Exercise goal
Copy only the lines from the one containing "What's the underlying" through the final line of the records below, exactly as written, with no pictures.

Data entries
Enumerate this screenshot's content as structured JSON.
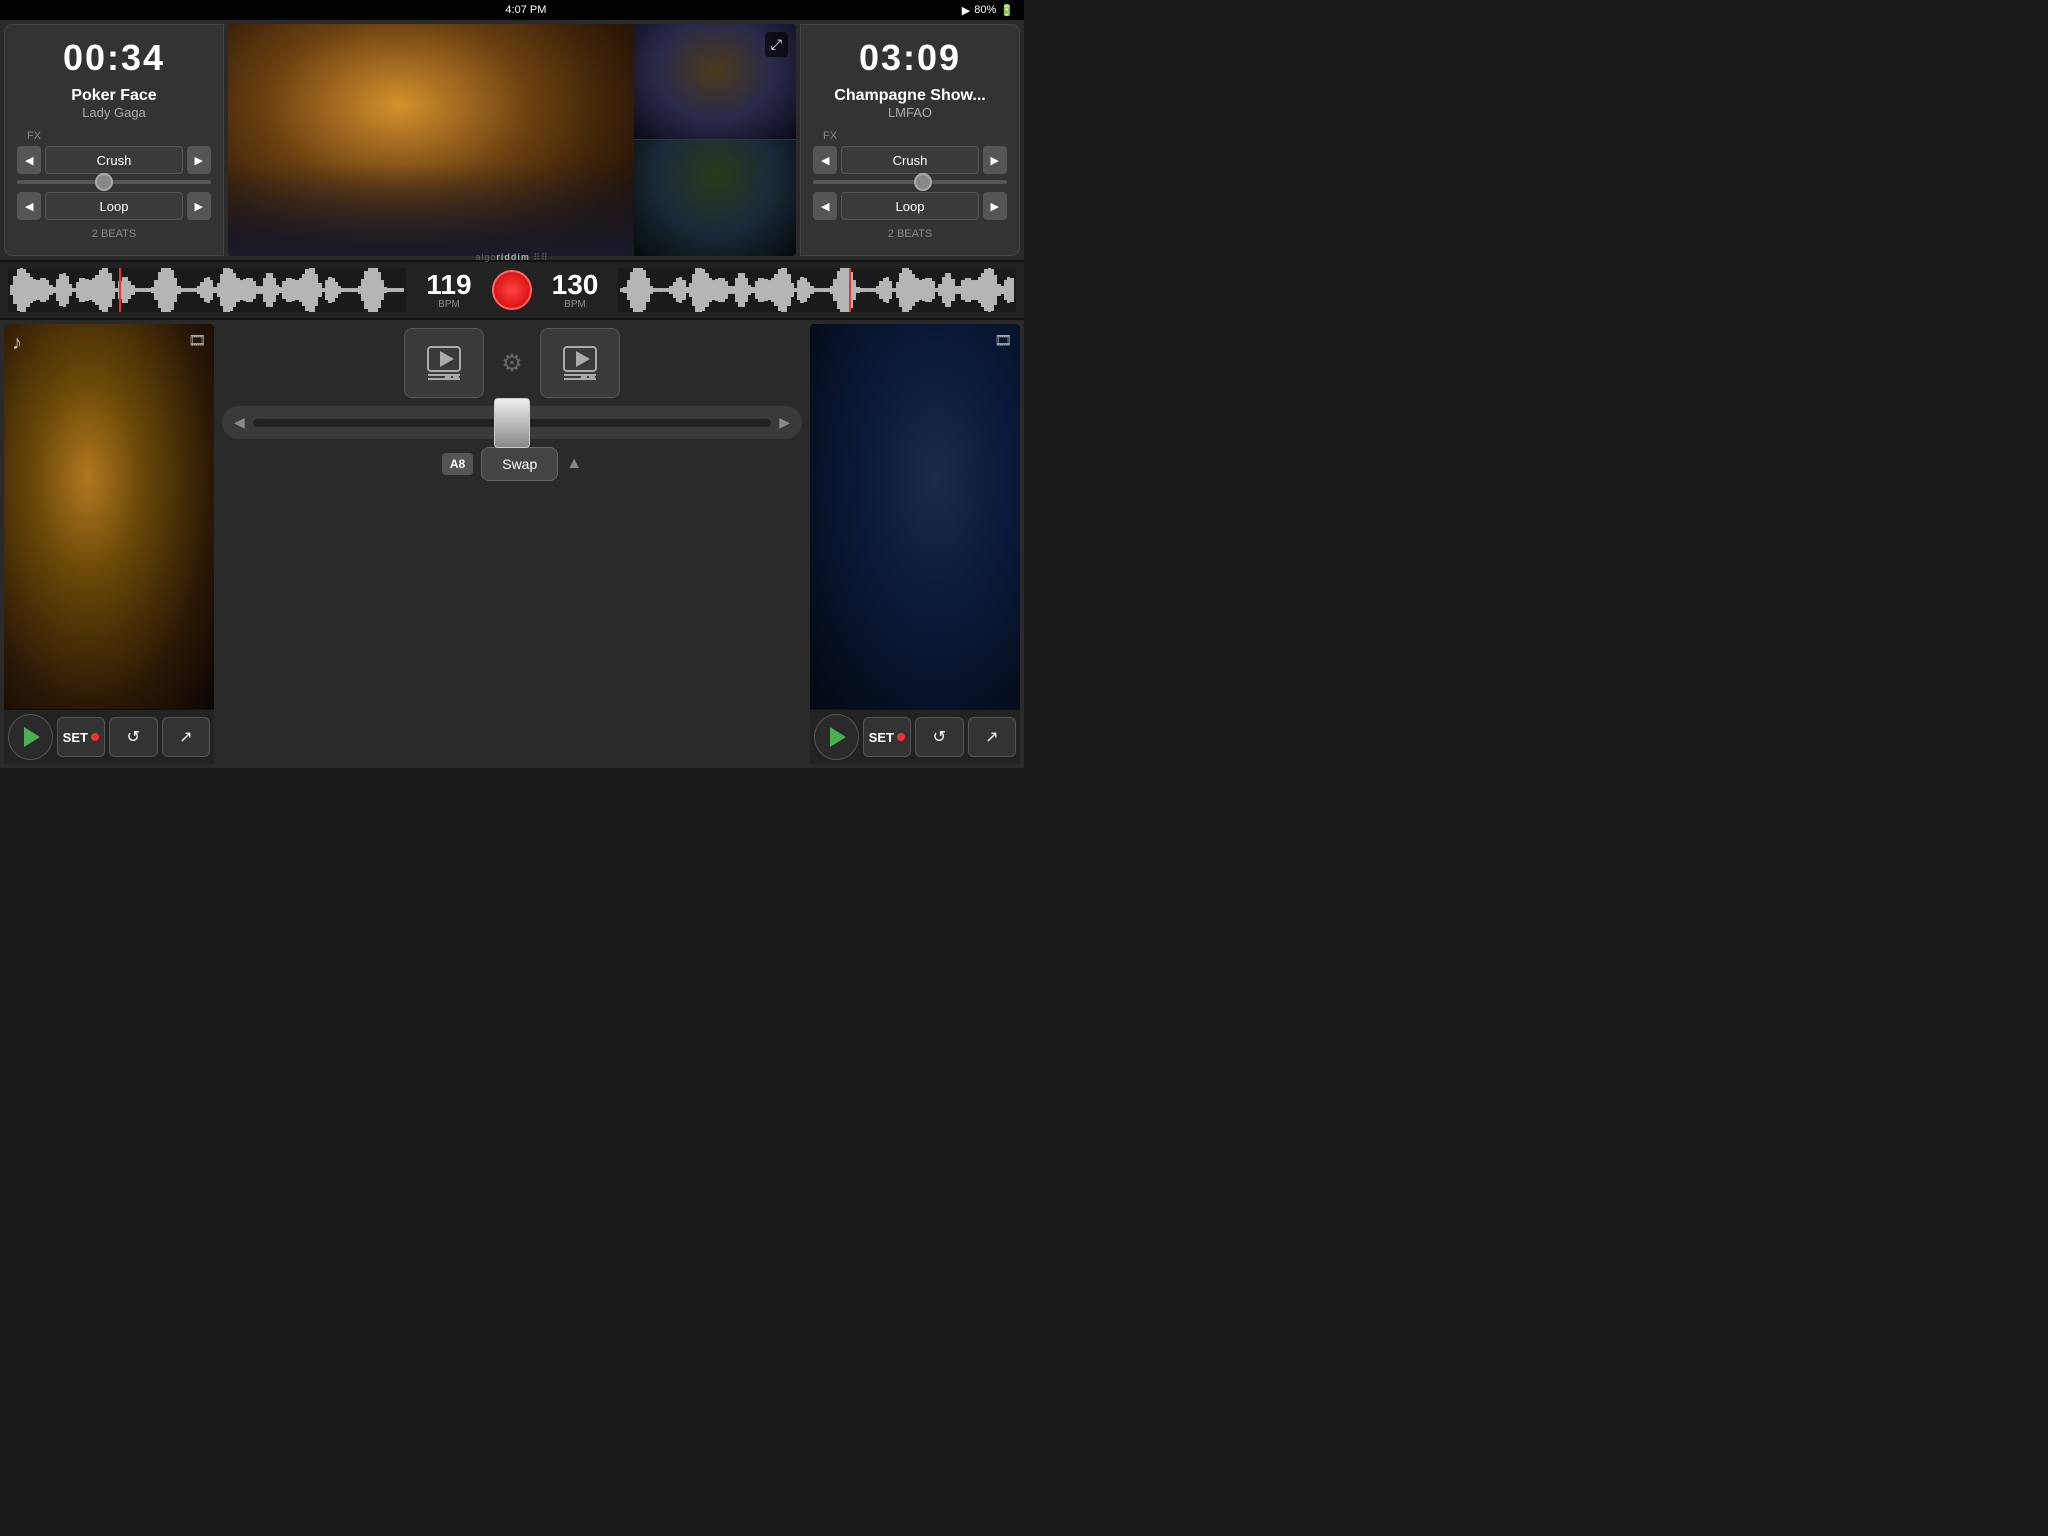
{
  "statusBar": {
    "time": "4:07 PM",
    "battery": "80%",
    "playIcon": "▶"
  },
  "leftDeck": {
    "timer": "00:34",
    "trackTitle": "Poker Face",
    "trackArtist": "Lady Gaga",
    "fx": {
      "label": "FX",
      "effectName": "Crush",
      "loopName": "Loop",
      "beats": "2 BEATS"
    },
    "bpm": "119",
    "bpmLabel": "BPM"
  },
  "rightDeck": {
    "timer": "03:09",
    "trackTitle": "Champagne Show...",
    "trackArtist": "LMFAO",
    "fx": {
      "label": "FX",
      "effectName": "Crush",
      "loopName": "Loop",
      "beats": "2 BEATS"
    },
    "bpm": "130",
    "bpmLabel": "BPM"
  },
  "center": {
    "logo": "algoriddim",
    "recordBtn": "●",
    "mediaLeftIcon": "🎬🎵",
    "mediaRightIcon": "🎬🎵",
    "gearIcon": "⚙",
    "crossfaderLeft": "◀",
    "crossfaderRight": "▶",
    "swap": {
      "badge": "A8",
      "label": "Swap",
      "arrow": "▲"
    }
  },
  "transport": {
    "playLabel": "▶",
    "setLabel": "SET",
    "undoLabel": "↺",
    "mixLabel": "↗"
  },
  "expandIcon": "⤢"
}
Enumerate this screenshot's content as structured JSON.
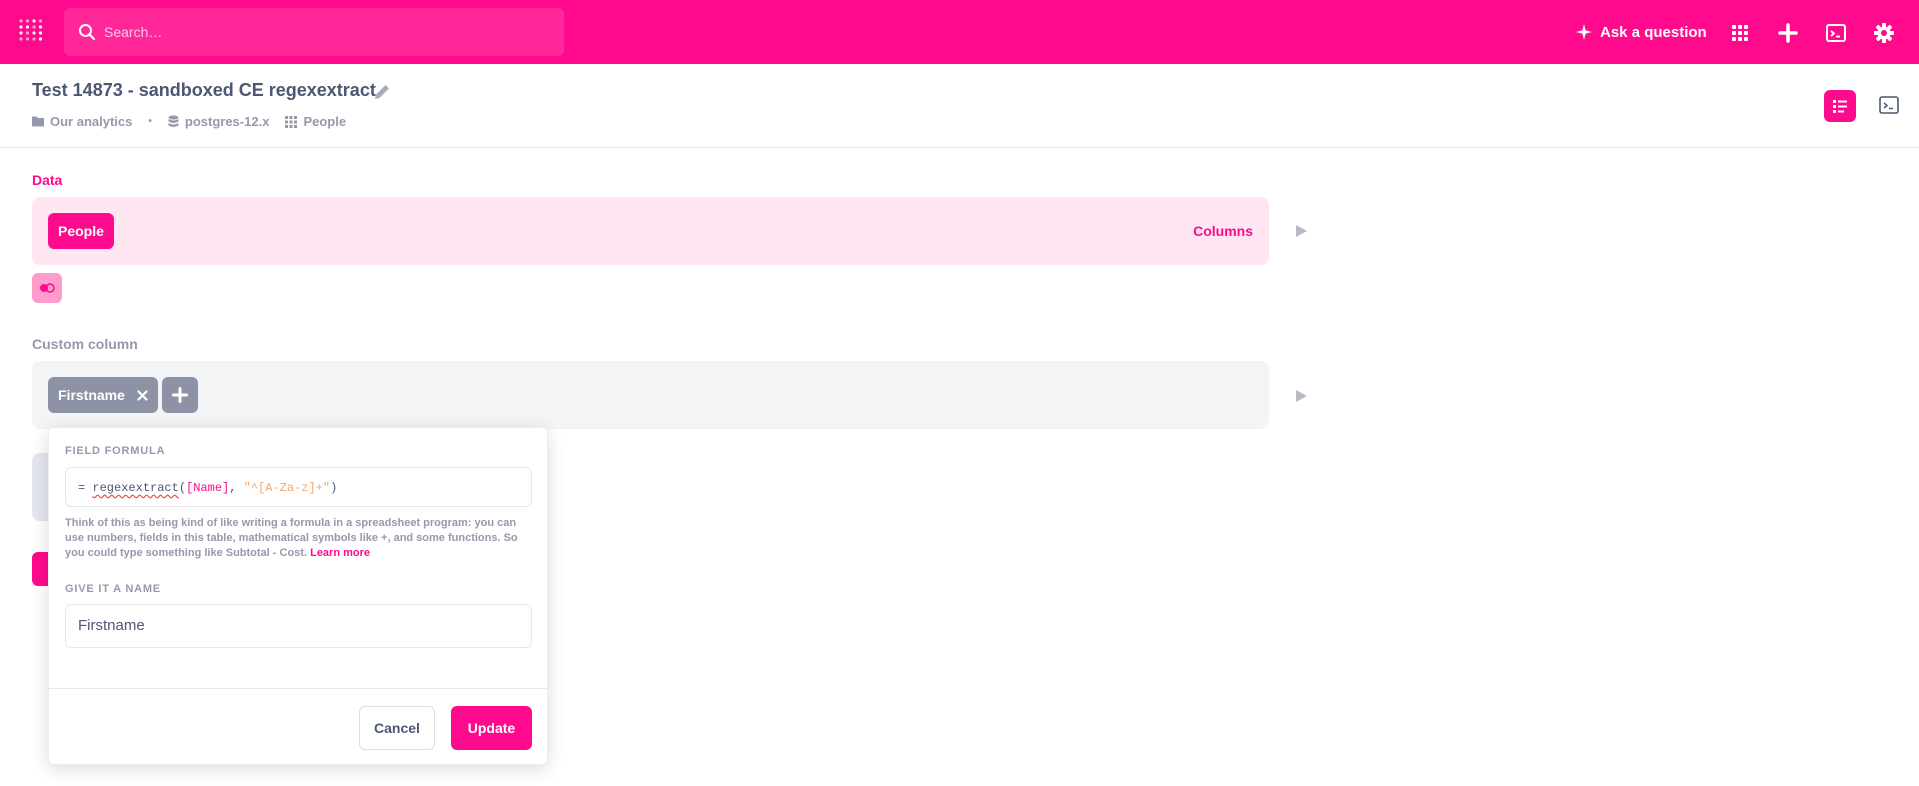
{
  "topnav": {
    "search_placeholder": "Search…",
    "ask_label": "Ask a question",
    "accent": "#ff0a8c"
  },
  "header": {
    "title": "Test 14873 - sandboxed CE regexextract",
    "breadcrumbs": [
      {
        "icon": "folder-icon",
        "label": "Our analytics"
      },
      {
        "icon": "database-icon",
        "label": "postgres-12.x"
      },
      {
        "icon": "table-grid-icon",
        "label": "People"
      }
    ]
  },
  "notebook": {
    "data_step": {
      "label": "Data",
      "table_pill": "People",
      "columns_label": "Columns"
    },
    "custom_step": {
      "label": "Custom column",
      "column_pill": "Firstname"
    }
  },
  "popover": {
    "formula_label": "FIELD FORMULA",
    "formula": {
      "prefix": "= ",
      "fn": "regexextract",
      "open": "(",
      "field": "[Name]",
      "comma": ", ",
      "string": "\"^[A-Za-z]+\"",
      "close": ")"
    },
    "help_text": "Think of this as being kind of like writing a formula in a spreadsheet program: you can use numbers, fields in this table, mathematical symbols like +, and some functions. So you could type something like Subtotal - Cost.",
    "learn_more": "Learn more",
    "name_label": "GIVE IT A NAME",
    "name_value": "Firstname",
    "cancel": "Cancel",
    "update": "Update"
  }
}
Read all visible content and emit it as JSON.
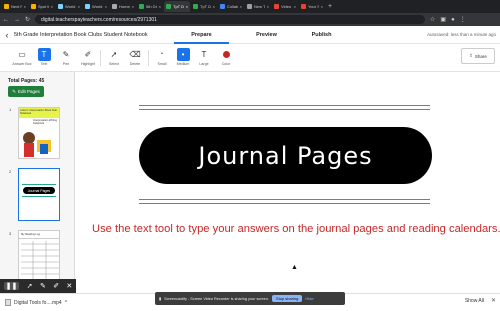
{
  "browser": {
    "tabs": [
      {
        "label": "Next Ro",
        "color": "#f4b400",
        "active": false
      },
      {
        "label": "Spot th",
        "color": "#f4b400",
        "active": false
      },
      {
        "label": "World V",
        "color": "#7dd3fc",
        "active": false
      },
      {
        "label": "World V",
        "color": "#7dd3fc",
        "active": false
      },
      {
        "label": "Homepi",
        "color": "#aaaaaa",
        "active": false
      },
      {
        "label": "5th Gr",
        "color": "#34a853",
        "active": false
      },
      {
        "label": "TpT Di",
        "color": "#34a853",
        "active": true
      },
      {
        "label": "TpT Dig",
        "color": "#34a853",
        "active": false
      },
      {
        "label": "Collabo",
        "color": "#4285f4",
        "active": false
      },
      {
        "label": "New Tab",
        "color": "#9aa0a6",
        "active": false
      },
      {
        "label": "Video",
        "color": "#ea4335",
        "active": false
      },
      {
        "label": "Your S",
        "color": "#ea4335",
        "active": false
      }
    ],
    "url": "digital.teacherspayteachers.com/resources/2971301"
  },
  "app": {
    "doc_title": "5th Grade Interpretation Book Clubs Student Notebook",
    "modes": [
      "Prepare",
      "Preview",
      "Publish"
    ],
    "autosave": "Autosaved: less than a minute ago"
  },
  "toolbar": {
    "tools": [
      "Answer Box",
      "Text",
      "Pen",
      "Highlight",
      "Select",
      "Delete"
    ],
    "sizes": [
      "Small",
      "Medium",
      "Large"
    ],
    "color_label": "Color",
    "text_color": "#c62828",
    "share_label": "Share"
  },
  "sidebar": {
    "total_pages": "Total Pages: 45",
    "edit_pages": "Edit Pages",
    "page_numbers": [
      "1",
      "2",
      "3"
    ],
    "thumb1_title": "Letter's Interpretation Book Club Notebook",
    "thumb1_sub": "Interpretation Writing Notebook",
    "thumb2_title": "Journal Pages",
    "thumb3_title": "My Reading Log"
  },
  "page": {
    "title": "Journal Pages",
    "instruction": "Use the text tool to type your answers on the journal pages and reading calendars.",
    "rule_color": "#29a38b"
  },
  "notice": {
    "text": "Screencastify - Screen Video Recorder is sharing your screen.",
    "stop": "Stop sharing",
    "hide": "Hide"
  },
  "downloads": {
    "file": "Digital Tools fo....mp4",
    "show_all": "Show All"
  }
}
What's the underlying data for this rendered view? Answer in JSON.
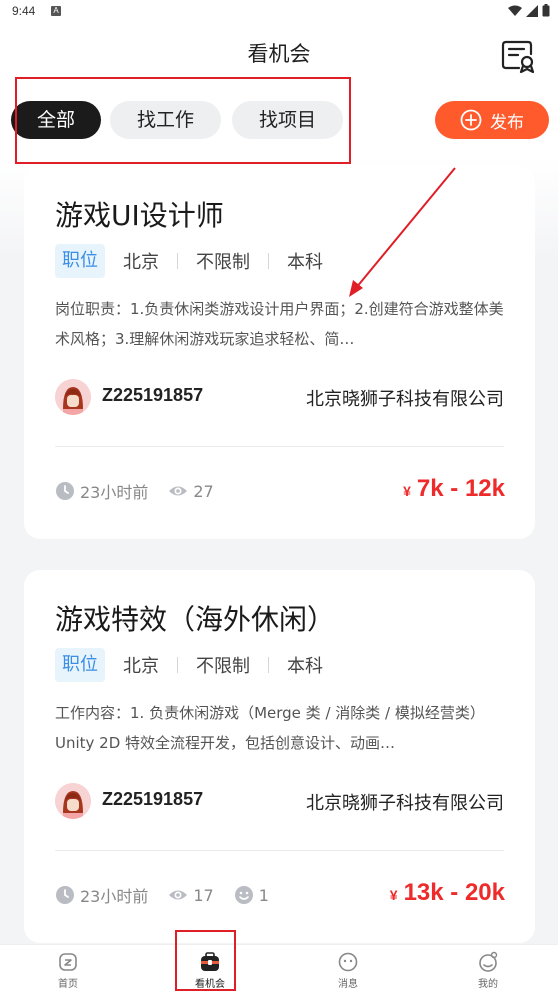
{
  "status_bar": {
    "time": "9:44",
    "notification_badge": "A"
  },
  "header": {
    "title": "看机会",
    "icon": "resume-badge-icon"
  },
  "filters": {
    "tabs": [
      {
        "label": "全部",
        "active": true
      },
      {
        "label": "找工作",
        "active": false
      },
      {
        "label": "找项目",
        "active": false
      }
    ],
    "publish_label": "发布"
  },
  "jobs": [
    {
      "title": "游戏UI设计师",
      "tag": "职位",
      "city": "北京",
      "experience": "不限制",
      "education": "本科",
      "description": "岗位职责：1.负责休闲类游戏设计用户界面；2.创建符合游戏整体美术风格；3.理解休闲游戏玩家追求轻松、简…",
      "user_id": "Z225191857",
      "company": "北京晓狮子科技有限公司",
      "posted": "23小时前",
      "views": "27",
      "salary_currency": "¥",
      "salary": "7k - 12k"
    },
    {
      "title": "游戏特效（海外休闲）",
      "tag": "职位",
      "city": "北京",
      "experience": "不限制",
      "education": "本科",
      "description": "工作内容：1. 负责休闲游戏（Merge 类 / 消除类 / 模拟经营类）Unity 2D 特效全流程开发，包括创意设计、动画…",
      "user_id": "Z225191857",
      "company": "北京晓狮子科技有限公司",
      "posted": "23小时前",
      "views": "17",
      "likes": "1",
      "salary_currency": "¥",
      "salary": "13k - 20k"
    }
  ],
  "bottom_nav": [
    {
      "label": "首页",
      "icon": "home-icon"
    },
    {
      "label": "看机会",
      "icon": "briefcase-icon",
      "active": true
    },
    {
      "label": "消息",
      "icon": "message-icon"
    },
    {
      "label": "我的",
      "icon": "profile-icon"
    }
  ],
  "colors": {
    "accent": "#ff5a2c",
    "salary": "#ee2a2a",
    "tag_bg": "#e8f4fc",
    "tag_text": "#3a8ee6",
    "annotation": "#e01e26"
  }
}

Output
What's the underlying data for this rendered view? Answer in JSON.
{
  "status_bar": {
    "time": "9:44",
    "notification_badge": "A"
  },
  "header": {
    "title": "看机会",
    "icon": "resume-badge-icon"
  },
  "filters": {
    "tabs": [
      {
        "label": "全部",
        "active": true
      },
      {
        "label": "找工作",
        "active": false
      },
      {
        "label": "找项目",
        "active": false
      }
    ],
    "publish_label": "发布"
  },
  "jobs": [
    {
      "title": "游戏UI设计师",
      "tag": "职位",
      "city": "北京",
      "experience": "不限制",
      "education": "本科",
      "description": "岗位职责：1.负责休闲类游戏设计用户界面；2.创建符合游戏整体美术风格；3.理解休闲游戏玩家追求轻松、简…",
      "user_id": "Z225191857",
      "company": "北京晓狮子科技有限公司",
      "posted": "23小时前",
      "views": "27",
      "salary_currency": "¥",
      "salary": "7k - 12k"
    },
    {
      "title": "游戏特效（海外休闲）",
      "tag": "职位",
      "city": "北京",
      "experience": "不限制",
      "education": "本科",
      "description": "工作内容：1. 负责休闲游戏（Merge 类 / 消除类 / 模拟经营类）Unity 2D 特效全流程开发，包括创意设计、动画…",
      "user_id": "Z225191857",
      "company": "北京晓狮子科技有限公司",
      "posted": "23小时前",
      "views": "17",
      "likes": "1",
      "salary_currency": "¥",
      "salary": "13k - 20k"
    }
  ],
  "bottom_nav": [
    {
      "label": "首页",
      "icon": "home-icon"
    },
    {
      "label": "看机会",
      "icon": "briefcase-icon",
      "active": true
    },
    {
      "label": "消息",
      "icon": "message-icon"
    },
    {
      "label": "我的",
      "icon": "profile-icon"
    }
  ],
  "colors": {
    "accent": "#ff5a2c",
    "salary": "#ee2a2a",
    "tag_bg": "#e8f4fc",
    "tag_text": "#3a8ee6",
    "annotation": "#e01e26"
  }
}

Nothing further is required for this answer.